We got into dad’s rowboat so that he could fish. I took my Nancy Drew novel. The water in Six-Mile Lake was thick with olive green algae, and looked like nectar. As I watched dad row the boat, I noticed that his swim trunks bagged around the crotch, and I could see his red penis, curled up like a disgusting snake next to his leg. I was furious. I thought he was doing it on purpose. I didn’t want for him to have a penis, let alone sagging, red testicles. I jumped into the green water, telling my dad that I wanted to swim. Underwater, I pulled tufts of pubic hair out of the sides of my bathing suit to take revenge on my dad for being so gross.
In the morning, dad wanted to take me to the observatory on Tabor Mountain. The trail was rather marshy from recent rains, and created a perfect breeding ground for mosquitoes, which nattered at me through the thin fabric of my thin pants for several hours, while I listened to my father’s voice trail off as he explained theories of economics and discussed astronomy. By the time I got back to Granny’s house, I was covered with fifty bites, which swelled up into boils all over my body. This was not the first attack of killer mosquitoes. When we hiked Sugarloaf Mountain, there were so many mosquitoes that they covered our sandwiches before we could bring the bread to our lips. And in Brooks Lake, the swarms of mosquitoes swirled around my head in a black cloud. I covered my body with a jacket and cinched my hood, covering my face with scarf except for a tiny slit for my eyes. And on the Queen Charlotte Islands, the interior windows of our homemade camper shell were infested with millions of no-see-ums. I have also been bitten by horseflies behind my knees, which caused me to run into Horsefly Lake at full speed at the age of six, nearly drowning due to the sudden drop off. My father ran in to save me, and then we ate Granny’s butter and cucumber sandwiches, Gatorade, and Digestive cookies with serviettes. The horseflies and black flies still swarmed around the wet logs near the lake, biting us with their razor sharp, miniature teeth. I have never liked butter sandwiches. Because I had no breasts, the boys at the lakes told me that I looked like I was eight-years old, even when I was sixteen. I told them they had horse teeth.

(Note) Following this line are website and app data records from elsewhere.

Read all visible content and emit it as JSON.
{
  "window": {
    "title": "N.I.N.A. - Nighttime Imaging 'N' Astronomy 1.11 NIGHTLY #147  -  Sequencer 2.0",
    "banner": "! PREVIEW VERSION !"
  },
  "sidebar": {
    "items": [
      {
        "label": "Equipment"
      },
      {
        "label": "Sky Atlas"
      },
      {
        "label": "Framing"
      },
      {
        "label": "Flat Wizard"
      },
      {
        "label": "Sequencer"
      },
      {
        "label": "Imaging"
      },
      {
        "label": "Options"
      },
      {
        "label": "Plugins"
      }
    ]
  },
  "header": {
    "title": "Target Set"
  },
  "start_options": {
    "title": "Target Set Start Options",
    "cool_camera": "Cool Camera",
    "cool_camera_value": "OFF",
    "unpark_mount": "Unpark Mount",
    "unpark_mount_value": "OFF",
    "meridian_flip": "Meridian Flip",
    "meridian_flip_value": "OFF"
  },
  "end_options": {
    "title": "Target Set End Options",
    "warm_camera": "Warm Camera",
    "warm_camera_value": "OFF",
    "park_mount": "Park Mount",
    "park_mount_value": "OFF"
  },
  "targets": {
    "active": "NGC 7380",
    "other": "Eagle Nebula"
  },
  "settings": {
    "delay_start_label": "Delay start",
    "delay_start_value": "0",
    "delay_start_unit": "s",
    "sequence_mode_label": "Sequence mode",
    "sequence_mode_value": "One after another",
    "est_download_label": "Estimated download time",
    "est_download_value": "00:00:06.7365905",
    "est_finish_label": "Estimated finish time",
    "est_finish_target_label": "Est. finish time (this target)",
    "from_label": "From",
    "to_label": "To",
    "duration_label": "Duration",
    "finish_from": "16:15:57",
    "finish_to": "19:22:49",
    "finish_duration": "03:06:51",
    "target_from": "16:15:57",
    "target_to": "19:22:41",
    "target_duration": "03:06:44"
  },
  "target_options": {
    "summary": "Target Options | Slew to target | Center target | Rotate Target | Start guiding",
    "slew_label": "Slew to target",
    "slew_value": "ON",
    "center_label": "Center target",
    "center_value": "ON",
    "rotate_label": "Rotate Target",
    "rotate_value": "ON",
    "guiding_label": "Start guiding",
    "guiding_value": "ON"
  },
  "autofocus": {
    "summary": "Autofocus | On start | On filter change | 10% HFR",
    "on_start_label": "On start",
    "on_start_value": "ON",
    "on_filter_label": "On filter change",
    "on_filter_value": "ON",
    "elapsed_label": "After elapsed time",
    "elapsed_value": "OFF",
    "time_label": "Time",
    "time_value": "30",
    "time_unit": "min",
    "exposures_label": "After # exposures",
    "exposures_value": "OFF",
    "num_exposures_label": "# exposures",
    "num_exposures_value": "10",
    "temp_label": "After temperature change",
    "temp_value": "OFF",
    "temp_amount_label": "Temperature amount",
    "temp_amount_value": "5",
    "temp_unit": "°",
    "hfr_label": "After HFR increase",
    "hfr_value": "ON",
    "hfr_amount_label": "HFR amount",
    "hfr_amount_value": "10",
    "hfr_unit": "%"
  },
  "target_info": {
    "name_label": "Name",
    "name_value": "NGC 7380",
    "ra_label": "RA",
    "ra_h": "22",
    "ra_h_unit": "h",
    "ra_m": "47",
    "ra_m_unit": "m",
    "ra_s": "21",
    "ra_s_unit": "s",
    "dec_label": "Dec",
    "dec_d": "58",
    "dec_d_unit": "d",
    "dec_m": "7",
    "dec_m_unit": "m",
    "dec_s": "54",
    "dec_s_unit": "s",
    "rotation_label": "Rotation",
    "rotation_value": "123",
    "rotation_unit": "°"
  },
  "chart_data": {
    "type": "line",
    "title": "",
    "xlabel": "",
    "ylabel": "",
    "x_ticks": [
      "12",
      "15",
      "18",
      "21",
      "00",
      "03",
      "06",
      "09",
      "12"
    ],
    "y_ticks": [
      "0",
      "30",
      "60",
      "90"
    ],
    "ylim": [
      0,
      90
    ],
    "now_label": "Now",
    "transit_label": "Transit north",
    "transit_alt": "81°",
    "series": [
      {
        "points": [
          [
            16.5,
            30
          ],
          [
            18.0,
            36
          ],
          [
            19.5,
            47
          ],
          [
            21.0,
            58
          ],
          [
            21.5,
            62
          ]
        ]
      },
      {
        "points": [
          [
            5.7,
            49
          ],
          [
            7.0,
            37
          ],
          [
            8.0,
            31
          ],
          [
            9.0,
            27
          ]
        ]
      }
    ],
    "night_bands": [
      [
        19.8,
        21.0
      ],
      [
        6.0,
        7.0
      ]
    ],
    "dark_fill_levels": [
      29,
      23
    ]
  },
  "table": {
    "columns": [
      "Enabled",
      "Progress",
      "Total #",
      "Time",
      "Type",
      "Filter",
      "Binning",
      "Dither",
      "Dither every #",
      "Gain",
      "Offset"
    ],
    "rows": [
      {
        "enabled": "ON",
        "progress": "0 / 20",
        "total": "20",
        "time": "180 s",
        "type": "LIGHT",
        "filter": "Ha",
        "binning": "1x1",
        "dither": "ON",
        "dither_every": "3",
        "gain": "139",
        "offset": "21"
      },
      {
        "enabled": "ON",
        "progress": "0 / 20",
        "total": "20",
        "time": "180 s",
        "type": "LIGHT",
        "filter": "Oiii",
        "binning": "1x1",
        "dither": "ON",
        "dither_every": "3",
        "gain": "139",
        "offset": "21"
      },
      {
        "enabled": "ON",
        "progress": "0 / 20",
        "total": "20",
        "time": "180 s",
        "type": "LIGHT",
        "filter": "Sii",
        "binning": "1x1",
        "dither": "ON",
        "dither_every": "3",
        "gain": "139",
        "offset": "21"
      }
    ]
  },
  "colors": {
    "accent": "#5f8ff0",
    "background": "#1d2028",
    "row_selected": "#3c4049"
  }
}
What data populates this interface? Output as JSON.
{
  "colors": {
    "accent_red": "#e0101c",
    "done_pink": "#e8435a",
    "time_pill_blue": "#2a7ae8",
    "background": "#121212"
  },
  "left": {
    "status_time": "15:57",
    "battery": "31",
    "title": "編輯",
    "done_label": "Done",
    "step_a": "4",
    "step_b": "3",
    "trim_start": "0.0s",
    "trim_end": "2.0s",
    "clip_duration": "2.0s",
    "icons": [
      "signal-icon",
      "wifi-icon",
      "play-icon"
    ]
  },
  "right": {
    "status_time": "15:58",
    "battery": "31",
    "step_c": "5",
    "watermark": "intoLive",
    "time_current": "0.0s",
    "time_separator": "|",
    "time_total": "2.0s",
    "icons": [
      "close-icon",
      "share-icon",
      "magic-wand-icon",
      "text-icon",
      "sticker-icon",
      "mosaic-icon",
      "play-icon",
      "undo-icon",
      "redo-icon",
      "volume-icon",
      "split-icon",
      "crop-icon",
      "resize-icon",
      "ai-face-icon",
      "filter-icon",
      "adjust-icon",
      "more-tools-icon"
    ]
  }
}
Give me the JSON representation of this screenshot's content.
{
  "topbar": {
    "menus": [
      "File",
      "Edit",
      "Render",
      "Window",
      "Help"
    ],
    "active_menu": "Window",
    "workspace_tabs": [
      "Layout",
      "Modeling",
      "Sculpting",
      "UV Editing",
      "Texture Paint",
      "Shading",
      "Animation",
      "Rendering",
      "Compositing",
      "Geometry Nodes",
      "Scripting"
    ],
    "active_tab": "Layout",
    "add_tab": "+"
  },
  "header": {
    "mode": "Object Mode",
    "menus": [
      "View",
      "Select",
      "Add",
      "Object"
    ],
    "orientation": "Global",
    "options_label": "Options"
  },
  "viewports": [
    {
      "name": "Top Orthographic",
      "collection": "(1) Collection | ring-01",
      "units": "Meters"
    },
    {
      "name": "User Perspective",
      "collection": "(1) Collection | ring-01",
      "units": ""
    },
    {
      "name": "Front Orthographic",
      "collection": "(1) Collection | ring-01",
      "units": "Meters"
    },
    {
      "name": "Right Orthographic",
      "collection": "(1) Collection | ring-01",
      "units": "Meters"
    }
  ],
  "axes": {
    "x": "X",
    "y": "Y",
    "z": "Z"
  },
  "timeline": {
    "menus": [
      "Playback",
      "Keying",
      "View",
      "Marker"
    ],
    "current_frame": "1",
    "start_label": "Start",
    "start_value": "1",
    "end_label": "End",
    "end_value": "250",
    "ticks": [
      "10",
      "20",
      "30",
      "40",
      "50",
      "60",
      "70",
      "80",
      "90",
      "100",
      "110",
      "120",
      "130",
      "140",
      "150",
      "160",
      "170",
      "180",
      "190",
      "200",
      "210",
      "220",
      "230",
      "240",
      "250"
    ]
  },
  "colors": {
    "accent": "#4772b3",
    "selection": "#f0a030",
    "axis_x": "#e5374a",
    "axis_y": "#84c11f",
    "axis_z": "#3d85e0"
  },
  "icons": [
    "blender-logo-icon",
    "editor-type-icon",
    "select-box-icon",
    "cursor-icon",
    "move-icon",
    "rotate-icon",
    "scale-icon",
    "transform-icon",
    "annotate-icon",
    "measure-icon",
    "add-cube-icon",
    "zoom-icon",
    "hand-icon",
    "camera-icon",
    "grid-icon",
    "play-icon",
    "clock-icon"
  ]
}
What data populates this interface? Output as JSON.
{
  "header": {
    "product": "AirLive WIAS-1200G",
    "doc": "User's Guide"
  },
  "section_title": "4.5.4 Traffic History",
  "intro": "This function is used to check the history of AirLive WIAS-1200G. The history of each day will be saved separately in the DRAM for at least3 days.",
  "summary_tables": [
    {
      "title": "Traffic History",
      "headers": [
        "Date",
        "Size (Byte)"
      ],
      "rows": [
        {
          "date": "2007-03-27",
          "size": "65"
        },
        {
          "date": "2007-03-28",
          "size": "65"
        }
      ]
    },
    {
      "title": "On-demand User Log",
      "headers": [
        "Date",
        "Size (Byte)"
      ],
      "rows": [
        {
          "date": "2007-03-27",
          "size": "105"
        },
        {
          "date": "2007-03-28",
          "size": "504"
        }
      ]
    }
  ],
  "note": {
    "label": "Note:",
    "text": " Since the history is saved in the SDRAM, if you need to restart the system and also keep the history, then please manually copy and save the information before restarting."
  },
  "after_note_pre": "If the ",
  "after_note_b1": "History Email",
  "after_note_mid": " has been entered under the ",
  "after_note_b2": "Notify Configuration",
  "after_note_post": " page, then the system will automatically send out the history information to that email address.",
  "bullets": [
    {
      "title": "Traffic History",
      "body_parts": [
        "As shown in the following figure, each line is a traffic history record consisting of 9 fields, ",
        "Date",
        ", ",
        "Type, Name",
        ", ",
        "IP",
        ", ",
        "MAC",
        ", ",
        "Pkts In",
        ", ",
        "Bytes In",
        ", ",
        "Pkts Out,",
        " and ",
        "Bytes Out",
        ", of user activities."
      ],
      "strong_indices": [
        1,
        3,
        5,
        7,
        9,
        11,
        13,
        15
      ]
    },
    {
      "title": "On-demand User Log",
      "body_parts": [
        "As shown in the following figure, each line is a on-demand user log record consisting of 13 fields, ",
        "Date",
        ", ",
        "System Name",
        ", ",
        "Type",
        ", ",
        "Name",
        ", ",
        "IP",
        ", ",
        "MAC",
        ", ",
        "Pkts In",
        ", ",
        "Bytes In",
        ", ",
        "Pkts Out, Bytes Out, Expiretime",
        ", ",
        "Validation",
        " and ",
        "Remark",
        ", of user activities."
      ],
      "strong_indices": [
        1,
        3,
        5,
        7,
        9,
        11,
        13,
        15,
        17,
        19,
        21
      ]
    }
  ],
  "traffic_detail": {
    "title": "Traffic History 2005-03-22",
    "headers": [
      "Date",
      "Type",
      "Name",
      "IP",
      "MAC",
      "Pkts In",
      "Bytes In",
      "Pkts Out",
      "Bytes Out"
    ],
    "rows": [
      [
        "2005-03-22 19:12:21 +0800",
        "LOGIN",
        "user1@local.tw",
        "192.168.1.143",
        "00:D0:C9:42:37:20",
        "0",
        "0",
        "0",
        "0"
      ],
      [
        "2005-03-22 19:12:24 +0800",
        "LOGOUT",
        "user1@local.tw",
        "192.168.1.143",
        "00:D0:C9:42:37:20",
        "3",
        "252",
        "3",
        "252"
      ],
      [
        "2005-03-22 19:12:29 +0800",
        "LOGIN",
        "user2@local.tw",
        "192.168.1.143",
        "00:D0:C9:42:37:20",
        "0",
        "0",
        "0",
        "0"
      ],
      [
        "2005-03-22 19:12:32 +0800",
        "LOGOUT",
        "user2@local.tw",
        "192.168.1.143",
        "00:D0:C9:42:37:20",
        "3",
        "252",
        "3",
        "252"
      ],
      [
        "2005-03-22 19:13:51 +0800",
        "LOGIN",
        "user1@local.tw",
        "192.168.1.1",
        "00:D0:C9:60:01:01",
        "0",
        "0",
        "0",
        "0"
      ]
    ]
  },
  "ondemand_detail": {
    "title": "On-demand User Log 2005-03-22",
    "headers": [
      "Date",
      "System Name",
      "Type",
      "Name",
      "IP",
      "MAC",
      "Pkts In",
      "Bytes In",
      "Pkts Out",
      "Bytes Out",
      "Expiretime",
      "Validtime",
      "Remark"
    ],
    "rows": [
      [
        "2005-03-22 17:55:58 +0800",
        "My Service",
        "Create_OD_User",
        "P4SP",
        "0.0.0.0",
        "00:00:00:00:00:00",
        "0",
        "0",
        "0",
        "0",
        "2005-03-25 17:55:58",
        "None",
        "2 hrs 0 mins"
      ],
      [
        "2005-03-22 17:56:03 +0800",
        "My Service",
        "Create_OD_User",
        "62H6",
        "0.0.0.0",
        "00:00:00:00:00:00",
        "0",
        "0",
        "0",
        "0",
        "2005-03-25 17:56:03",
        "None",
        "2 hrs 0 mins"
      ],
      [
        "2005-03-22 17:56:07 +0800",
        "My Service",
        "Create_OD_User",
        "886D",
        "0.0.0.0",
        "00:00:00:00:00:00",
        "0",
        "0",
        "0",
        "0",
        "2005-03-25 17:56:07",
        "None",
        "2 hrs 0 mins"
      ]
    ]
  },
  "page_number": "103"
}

Now that I have reached middle age, I have seen many swarms, nests, and breeding grounds. I have been told that my calves are fat and jiggly, like white gorditas (little fatties). Men have told me that I would look sexy if I only had breasts. I have heard the female genitalia referred to with the most disgusting of words—words that stick in my mouth like bitter grape seeds and baby shrimp fetuses. I have been awakened, morning after morning, with repulsive narratives about clothespins on nipples, the possibility that Mother Teresa performed communion on the mons veneris, and discussion of “split tails.” Women, like tadpoles or primordial flagella, crowd together in the waters for survival. Women, swimming upstream like amphibians, rush from the snakes. Women, trying not to be owned or objectified, flock to plastic surgeons like streams of ants. But there is one truth that is inescapable. Where there is one, there are many.
N. Aneira Warburton has written over 35 short fiction works, 40 poems, and is currently revising a novel. Her primary interest is magical realism. Aneira has a Ph.D. in clinical psychology, works as a professor, and is developing a psychology textbook.